=== Records to process ===

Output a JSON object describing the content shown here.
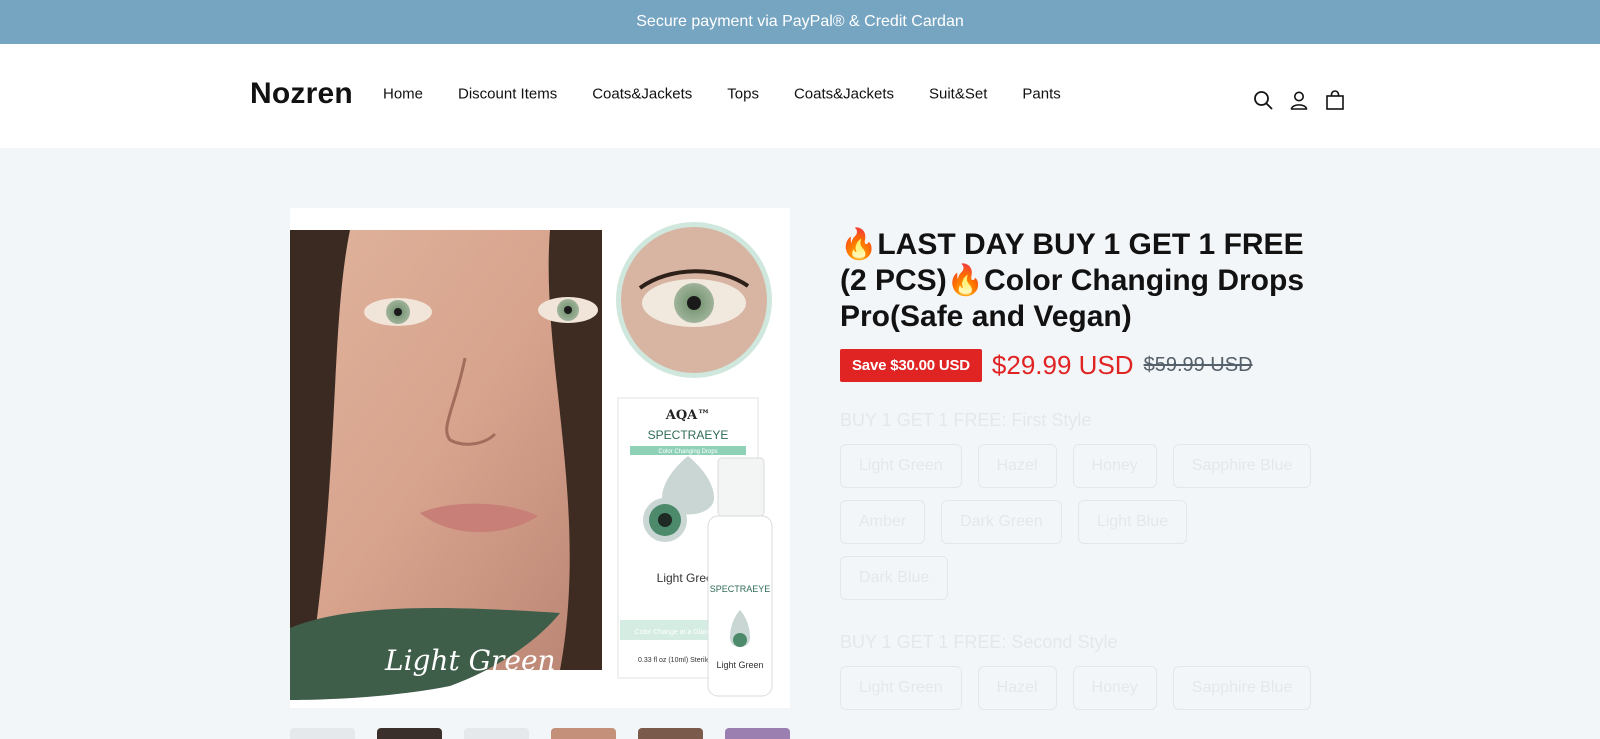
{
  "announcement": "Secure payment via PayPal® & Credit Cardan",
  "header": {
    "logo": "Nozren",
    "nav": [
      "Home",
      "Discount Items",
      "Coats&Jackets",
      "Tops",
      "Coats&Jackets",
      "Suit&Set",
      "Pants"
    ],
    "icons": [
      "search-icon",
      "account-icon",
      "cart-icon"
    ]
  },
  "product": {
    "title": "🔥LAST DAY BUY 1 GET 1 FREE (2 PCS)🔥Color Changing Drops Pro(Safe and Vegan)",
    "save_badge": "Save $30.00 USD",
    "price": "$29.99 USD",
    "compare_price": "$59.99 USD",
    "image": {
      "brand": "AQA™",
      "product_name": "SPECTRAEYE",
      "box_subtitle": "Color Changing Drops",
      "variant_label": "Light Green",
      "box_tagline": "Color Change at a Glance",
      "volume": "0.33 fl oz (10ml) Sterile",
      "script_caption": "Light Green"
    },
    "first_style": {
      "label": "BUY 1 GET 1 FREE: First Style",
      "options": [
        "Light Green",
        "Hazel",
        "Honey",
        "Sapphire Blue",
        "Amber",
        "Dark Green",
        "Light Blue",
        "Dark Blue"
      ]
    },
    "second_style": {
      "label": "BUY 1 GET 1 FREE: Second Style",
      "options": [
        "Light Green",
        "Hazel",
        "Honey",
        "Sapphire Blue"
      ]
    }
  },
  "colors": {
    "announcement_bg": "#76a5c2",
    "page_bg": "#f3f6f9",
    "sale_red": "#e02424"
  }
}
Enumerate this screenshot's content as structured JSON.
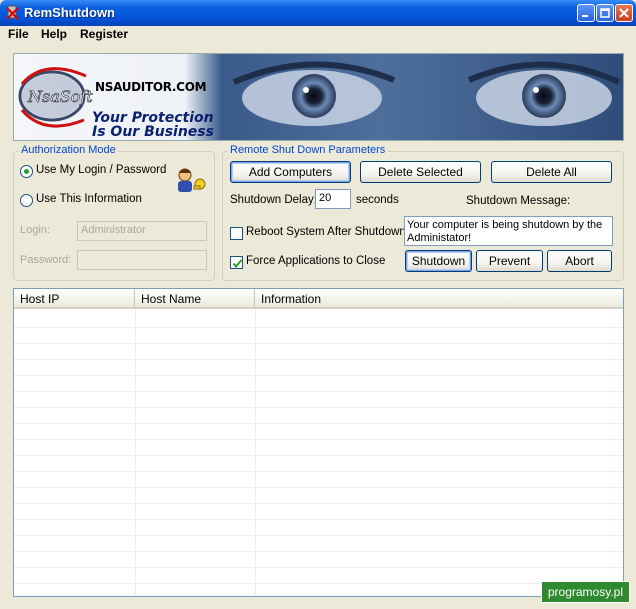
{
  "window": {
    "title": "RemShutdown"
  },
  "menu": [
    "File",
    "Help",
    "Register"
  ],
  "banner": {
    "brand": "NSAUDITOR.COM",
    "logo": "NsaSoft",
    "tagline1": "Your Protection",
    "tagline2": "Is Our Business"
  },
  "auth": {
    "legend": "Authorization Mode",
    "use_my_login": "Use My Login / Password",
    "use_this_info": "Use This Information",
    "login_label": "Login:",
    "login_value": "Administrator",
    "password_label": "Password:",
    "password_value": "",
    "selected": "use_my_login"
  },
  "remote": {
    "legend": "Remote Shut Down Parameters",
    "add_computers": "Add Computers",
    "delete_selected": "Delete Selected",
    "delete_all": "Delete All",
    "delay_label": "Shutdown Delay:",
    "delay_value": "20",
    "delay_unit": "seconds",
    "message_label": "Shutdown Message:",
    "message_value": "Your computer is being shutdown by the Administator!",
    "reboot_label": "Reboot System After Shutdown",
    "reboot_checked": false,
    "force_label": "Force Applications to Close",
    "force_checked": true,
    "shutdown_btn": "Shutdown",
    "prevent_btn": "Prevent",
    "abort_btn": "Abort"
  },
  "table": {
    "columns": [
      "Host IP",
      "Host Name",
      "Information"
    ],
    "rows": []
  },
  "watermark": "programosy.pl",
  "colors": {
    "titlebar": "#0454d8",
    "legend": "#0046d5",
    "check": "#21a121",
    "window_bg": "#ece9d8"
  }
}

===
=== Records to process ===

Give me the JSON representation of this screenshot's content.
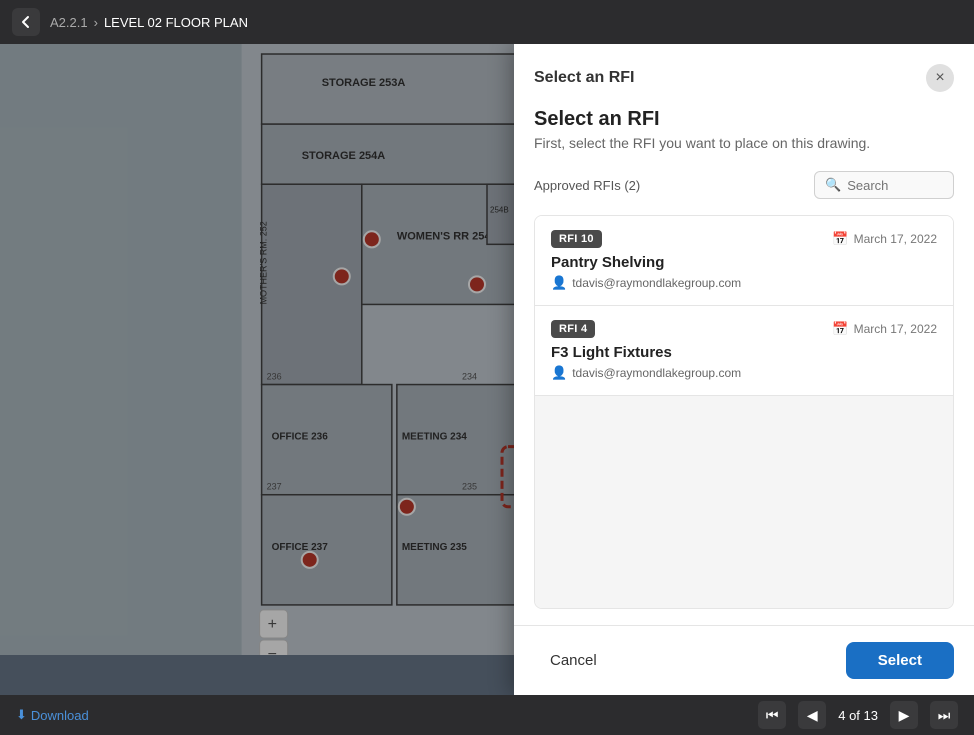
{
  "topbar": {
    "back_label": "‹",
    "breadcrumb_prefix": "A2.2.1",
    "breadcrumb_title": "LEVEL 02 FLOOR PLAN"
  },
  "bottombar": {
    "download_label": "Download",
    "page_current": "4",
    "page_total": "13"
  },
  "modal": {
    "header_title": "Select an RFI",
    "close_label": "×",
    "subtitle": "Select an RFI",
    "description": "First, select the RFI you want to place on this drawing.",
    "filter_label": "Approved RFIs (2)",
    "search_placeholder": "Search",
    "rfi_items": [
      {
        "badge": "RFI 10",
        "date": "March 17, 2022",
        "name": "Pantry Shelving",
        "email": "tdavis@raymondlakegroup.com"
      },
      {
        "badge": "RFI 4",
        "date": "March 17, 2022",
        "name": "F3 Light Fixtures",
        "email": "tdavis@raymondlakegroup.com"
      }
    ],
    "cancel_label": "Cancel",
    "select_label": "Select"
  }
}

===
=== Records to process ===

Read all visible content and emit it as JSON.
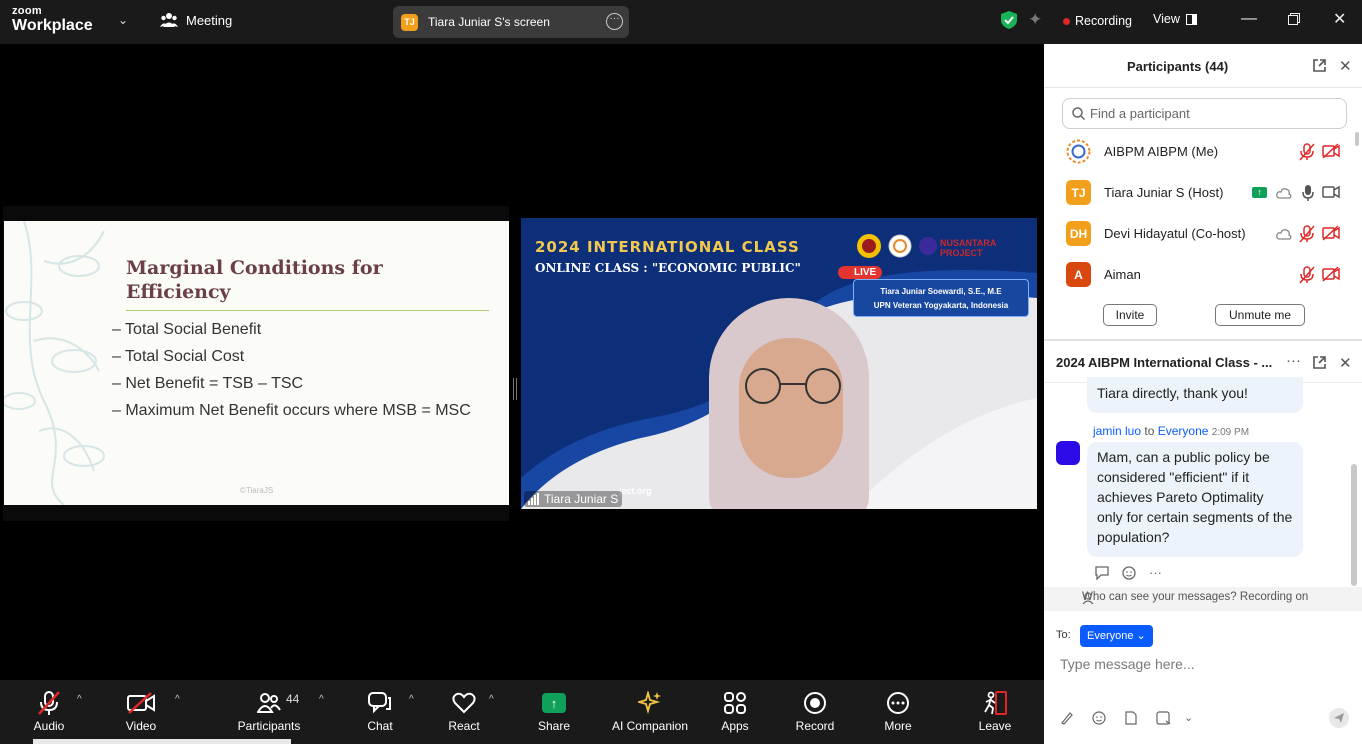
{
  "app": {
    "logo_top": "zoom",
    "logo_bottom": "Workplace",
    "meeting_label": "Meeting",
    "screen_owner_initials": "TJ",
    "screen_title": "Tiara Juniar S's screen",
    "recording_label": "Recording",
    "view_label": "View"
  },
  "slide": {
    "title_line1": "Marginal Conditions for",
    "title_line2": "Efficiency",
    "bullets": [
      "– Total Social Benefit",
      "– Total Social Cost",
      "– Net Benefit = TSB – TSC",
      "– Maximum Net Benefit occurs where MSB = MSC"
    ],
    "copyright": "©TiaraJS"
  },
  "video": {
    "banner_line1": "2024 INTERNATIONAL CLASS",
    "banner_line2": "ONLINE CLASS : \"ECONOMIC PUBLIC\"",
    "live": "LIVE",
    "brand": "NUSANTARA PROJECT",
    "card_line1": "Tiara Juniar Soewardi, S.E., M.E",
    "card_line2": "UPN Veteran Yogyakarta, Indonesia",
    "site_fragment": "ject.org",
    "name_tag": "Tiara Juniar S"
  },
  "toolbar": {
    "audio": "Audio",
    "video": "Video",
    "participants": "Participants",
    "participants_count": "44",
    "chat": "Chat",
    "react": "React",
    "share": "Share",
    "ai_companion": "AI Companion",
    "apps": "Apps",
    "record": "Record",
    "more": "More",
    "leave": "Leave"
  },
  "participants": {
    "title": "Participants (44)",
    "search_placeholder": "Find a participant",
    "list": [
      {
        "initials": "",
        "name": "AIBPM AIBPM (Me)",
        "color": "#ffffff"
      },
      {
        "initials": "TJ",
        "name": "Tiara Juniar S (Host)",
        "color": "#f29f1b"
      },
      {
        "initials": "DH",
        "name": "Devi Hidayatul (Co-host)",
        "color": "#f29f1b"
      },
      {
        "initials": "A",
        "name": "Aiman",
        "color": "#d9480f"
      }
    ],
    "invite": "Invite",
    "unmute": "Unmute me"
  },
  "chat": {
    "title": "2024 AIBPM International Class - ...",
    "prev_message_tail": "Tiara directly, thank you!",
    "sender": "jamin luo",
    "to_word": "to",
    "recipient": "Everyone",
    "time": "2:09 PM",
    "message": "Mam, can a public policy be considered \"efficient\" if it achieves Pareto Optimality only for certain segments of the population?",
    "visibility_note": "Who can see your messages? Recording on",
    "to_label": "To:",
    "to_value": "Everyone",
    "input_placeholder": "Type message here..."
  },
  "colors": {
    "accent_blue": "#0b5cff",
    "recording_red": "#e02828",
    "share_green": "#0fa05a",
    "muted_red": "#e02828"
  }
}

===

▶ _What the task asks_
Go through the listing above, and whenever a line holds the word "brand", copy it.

▶ _Response_
      "brand": "AQA™",
    "brand": "NSAUDITOR.COM",
    "brand": "NUSANTARA PROJECT",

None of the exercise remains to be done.